## [Task prompt]
For the data below, report only the number of lines containing the string "運転パターン".

## [Given entries]
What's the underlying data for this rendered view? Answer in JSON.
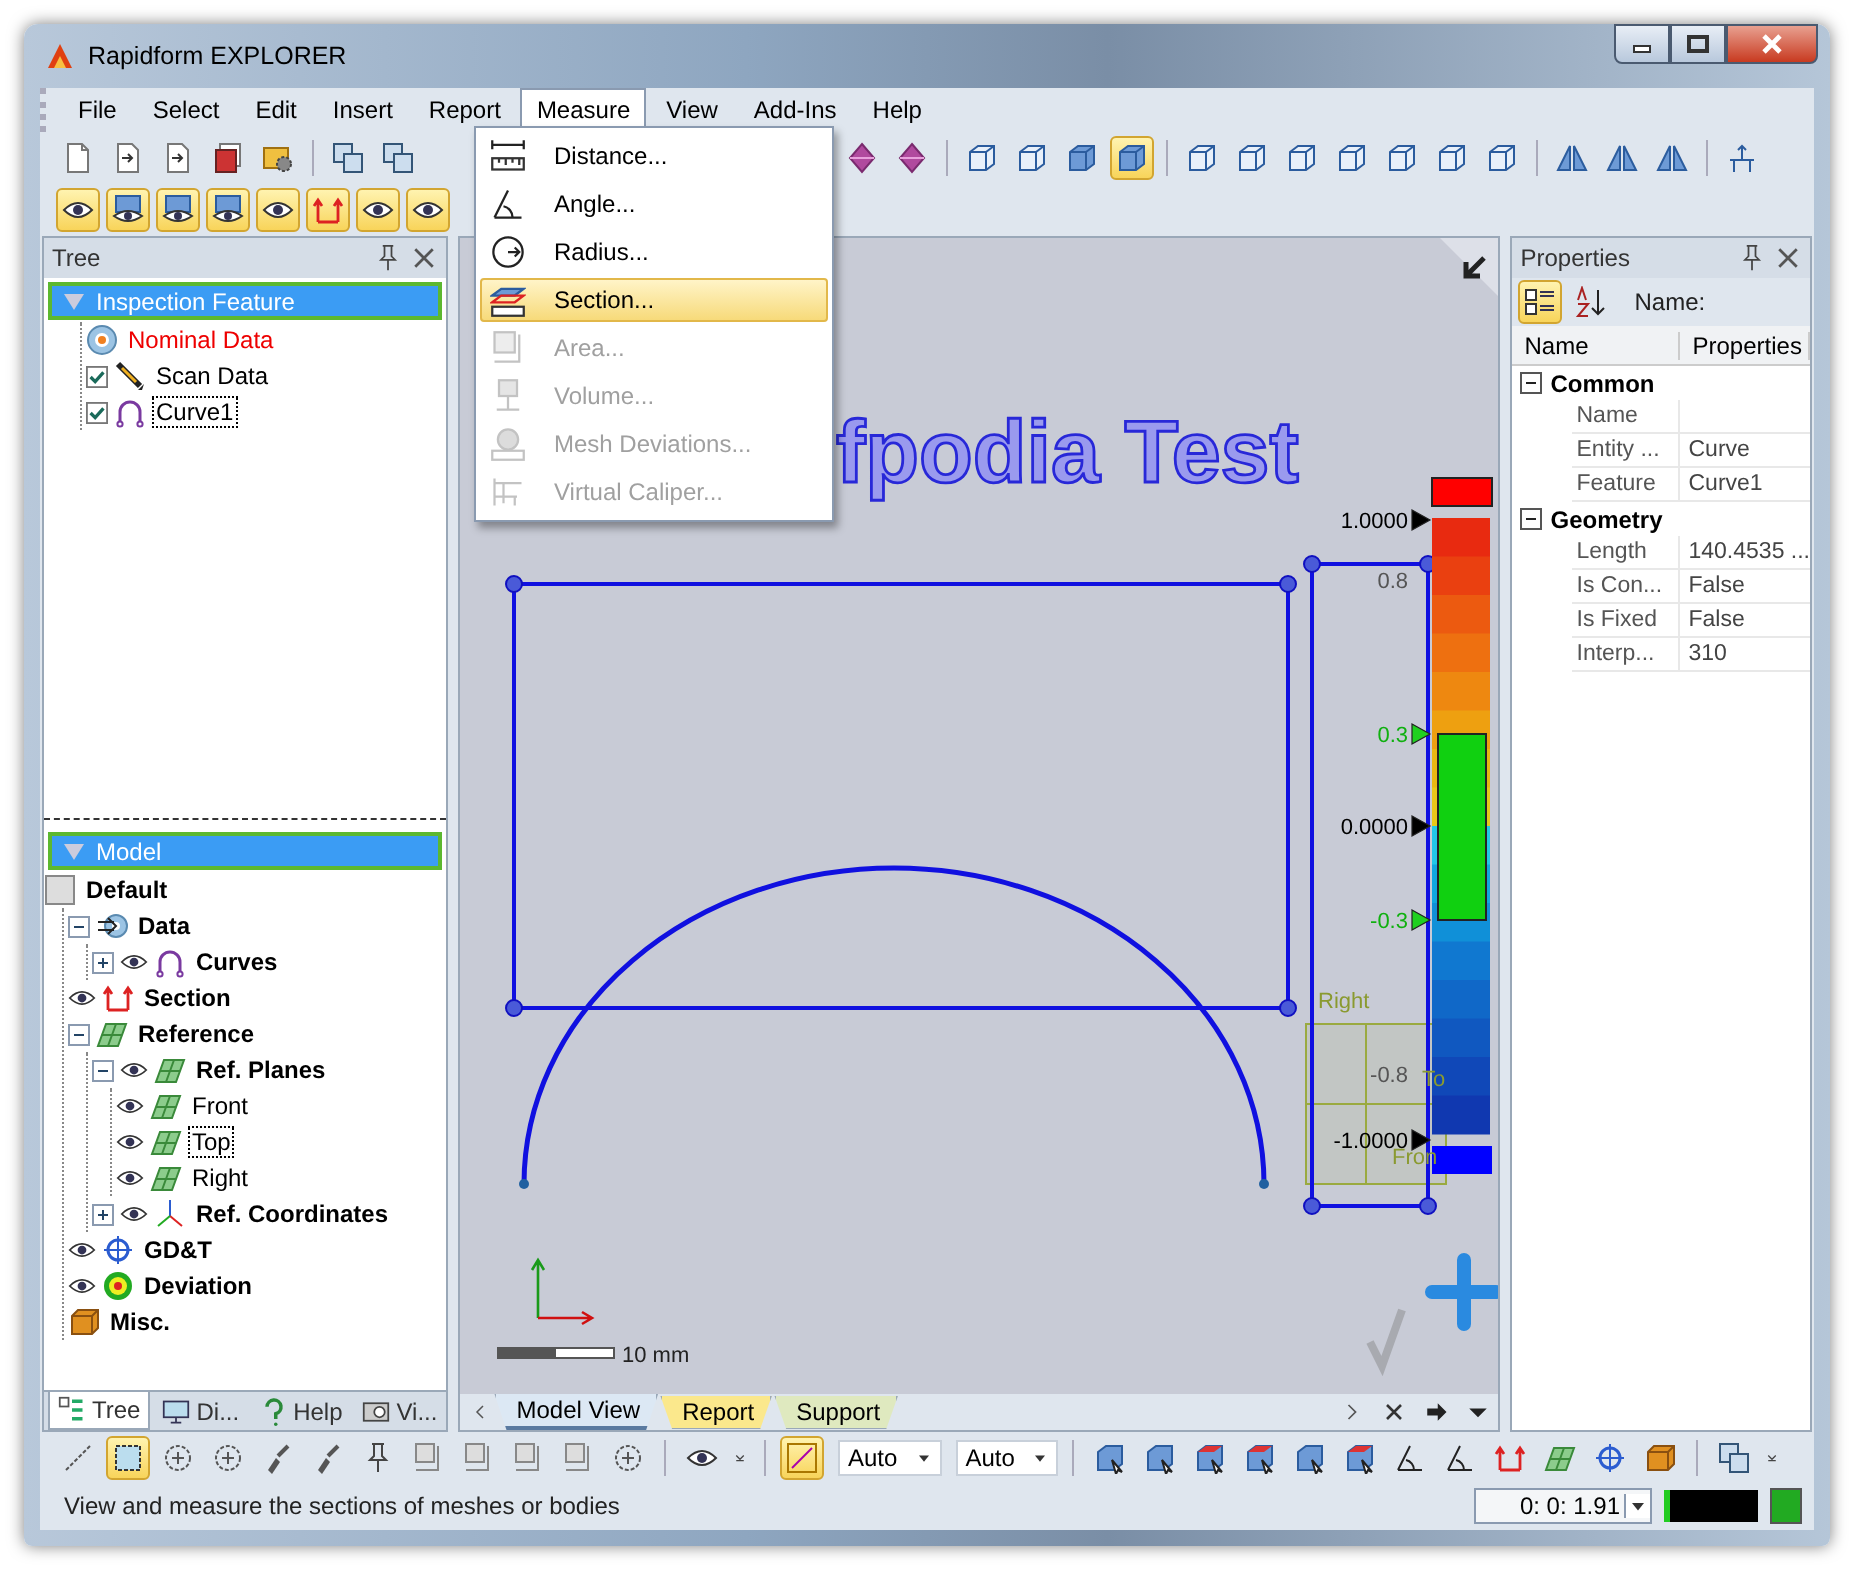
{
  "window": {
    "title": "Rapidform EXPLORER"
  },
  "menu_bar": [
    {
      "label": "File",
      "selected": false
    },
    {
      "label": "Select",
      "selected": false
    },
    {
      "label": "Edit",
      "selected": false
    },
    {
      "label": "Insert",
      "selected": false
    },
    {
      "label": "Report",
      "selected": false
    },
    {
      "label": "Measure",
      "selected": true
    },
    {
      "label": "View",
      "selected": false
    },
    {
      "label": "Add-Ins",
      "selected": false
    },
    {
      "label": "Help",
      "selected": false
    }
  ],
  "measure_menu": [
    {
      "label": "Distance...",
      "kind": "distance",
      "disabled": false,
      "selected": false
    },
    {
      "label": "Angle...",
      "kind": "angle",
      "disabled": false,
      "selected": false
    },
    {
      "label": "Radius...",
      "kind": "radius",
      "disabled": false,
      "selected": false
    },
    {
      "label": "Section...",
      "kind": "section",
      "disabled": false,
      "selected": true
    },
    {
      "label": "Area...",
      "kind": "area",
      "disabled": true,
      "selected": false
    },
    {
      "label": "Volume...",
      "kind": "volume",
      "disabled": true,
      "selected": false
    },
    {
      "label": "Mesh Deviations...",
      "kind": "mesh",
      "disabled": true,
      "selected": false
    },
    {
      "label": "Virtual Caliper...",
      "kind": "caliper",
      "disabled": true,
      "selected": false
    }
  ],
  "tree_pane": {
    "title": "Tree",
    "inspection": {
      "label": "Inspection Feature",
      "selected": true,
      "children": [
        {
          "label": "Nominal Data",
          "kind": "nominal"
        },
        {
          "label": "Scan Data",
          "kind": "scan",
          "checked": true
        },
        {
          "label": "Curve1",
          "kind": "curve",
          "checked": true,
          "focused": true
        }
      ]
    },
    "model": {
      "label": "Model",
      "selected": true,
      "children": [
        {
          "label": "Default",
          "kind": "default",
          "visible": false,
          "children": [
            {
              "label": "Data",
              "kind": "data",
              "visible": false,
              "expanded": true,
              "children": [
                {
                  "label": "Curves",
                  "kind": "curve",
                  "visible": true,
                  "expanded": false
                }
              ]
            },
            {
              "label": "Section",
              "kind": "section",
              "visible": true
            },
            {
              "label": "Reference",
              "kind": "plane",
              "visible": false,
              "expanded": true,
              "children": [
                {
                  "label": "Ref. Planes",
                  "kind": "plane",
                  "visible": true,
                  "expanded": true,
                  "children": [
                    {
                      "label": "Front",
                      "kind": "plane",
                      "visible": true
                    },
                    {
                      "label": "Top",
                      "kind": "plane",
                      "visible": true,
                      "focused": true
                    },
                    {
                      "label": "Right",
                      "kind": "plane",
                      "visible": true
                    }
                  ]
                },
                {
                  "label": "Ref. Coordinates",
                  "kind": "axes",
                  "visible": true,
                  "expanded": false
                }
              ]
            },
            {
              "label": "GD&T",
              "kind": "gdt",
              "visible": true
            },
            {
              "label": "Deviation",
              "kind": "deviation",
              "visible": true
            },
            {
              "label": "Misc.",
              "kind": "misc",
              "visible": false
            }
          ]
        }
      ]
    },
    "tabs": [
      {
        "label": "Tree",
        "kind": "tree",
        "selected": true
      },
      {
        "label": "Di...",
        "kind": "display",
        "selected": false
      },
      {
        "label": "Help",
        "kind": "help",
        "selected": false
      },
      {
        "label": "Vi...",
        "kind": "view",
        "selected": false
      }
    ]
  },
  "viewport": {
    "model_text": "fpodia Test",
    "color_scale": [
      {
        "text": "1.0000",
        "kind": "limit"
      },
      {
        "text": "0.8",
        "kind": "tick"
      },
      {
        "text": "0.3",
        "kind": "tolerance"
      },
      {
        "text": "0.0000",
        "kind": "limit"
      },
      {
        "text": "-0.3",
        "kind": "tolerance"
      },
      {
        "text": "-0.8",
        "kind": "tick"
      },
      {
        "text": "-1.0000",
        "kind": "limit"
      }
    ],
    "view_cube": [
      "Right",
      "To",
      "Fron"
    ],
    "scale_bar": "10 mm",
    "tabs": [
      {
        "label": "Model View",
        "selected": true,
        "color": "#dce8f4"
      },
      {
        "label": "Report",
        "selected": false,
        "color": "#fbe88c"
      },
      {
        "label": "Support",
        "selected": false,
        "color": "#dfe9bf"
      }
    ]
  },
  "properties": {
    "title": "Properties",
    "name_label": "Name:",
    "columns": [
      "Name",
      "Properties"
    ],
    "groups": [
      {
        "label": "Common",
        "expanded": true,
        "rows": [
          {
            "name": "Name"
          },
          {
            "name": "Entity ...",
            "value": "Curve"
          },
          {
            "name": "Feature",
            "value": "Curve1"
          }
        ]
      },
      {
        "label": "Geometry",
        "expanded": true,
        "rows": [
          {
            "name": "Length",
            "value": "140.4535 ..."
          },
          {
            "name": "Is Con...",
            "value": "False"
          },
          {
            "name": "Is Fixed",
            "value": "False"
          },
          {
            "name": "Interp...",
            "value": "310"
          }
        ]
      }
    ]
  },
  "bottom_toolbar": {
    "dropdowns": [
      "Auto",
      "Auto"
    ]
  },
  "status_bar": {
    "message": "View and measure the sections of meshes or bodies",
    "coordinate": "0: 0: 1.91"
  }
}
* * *
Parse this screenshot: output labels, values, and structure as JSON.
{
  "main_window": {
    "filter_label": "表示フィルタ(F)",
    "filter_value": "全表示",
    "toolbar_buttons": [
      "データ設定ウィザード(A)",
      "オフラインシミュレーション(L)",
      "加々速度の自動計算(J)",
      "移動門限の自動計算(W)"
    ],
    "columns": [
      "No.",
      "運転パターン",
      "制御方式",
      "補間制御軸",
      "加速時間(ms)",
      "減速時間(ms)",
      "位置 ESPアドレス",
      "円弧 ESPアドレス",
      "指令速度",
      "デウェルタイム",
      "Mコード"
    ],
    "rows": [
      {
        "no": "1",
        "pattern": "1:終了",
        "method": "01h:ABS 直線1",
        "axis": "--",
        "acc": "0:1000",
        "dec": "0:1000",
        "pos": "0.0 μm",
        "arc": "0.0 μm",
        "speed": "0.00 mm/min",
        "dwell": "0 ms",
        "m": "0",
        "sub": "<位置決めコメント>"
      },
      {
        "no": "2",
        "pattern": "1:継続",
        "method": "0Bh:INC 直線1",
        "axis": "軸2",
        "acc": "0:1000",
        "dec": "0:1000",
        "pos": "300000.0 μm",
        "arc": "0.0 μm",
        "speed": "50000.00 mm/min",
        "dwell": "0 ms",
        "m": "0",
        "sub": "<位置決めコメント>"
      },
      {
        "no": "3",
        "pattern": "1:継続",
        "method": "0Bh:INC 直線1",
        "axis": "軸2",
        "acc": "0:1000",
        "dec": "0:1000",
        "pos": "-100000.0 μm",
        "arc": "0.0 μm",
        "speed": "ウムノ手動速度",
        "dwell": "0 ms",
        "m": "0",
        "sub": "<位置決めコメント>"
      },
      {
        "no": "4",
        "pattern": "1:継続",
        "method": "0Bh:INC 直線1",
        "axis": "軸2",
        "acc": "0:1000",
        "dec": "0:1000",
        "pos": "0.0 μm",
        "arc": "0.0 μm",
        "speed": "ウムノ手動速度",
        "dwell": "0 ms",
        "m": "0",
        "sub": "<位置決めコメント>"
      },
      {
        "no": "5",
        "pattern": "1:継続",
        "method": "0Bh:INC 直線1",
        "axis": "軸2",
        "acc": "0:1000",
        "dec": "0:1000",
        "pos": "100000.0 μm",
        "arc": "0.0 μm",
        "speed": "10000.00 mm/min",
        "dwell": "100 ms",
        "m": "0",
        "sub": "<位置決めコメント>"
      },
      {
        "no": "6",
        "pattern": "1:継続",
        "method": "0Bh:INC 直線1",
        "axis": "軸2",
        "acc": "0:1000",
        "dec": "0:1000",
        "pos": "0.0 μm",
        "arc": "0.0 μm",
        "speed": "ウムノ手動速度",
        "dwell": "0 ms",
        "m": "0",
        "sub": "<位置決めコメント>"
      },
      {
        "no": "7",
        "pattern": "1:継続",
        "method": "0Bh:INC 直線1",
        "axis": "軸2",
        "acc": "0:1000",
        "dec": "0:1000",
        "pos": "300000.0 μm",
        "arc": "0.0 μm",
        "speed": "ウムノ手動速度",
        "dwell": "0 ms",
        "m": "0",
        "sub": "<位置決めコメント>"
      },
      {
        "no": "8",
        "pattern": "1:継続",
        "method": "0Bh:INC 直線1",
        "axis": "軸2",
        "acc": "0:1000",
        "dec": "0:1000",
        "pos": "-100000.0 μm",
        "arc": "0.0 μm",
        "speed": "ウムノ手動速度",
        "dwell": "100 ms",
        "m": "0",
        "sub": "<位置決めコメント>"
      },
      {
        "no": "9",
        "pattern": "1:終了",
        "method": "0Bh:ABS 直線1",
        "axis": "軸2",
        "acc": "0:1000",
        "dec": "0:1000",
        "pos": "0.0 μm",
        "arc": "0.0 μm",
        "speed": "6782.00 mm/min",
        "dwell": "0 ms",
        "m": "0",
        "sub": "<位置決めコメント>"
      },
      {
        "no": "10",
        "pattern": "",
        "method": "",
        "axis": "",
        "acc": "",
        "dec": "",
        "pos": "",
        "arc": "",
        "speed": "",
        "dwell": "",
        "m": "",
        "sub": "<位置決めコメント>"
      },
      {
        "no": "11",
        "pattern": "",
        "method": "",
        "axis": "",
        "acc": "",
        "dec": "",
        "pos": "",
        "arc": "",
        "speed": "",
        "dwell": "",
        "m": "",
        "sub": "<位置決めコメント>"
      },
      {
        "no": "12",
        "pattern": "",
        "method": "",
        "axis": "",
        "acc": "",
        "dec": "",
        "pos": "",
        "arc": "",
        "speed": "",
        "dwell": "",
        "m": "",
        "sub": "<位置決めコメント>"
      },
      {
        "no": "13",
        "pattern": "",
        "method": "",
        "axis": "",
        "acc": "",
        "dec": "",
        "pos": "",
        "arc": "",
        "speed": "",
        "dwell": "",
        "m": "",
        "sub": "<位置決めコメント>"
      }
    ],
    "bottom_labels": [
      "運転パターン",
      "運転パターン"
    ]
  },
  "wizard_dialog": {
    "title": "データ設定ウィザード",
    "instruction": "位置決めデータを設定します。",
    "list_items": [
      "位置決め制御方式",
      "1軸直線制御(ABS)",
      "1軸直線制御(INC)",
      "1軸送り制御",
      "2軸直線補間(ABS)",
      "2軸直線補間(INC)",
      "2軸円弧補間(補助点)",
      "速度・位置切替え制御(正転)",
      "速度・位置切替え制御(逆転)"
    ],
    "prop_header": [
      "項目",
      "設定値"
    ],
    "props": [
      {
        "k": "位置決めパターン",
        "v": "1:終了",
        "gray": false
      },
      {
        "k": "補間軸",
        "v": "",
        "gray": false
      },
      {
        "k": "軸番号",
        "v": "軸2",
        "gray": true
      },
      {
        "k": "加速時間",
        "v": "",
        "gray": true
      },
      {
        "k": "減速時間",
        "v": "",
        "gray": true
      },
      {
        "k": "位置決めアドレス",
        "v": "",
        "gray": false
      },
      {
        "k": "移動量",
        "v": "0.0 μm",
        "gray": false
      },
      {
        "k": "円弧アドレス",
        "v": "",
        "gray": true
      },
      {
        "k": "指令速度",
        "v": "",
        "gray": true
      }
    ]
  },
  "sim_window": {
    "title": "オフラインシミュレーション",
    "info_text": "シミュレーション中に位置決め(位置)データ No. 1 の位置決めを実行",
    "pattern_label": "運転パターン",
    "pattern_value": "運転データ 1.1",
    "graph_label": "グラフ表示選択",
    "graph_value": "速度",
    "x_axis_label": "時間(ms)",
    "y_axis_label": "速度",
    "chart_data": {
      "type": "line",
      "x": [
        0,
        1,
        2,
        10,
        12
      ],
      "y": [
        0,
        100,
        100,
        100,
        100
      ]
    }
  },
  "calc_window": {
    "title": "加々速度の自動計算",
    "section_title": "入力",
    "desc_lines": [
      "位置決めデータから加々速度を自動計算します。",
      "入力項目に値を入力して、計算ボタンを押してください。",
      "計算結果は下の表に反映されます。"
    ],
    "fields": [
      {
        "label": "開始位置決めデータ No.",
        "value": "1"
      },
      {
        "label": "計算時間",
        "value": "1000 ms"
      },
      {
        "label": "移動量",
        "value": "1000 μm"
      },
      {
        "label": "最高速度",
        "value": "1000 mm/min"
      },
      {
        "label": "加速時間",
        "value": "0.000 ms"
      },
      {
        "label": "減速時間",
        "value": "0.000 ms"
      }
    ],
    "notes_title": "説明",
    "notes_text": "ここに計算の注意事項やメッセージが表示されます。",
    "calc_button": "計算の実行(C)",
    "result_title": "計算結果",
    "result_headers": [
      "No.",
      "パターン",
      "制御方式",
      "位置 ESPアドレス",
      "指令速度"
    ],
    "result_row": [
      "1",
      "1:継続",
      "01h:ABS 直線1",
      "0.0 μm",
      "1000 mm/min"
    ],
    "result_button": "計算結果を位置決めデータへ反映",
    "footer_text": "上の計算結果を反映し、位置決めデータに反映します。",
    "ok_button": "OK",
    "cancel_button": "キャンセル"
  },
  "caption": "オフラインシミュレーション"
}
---
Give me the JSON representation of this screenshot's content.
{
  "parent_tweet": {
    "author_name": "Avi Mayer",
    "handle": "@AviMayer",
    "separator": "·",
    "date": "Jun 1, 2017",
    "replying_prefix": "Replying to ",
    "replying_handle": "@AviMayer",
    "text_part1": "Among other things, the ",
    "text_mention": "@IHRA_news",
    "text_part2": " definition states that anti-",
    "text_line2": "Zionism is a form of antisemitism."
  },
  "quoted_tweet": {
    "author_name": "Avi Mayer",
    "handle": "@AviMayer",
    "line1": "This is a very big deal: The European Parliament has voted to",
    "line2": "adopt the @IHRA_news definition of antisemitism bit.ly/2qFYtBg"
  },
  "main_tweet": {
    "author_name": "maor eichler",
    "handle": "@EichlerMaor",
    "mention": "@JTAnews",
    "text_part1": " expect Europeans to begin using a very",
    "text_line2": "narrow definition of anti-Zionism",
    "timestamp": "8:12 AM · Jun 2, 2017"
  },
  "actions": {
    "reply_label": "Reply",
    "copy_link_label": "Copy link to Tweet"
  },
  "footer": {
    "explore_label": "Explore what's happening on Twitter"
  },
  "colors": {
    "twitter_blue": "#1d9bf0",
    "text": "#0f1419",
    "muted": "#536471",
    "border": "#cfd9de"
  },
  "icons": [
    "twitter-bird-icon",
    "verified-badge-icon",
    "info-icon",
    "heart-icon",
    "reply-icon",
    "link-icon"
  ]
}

## [Exercise result]
4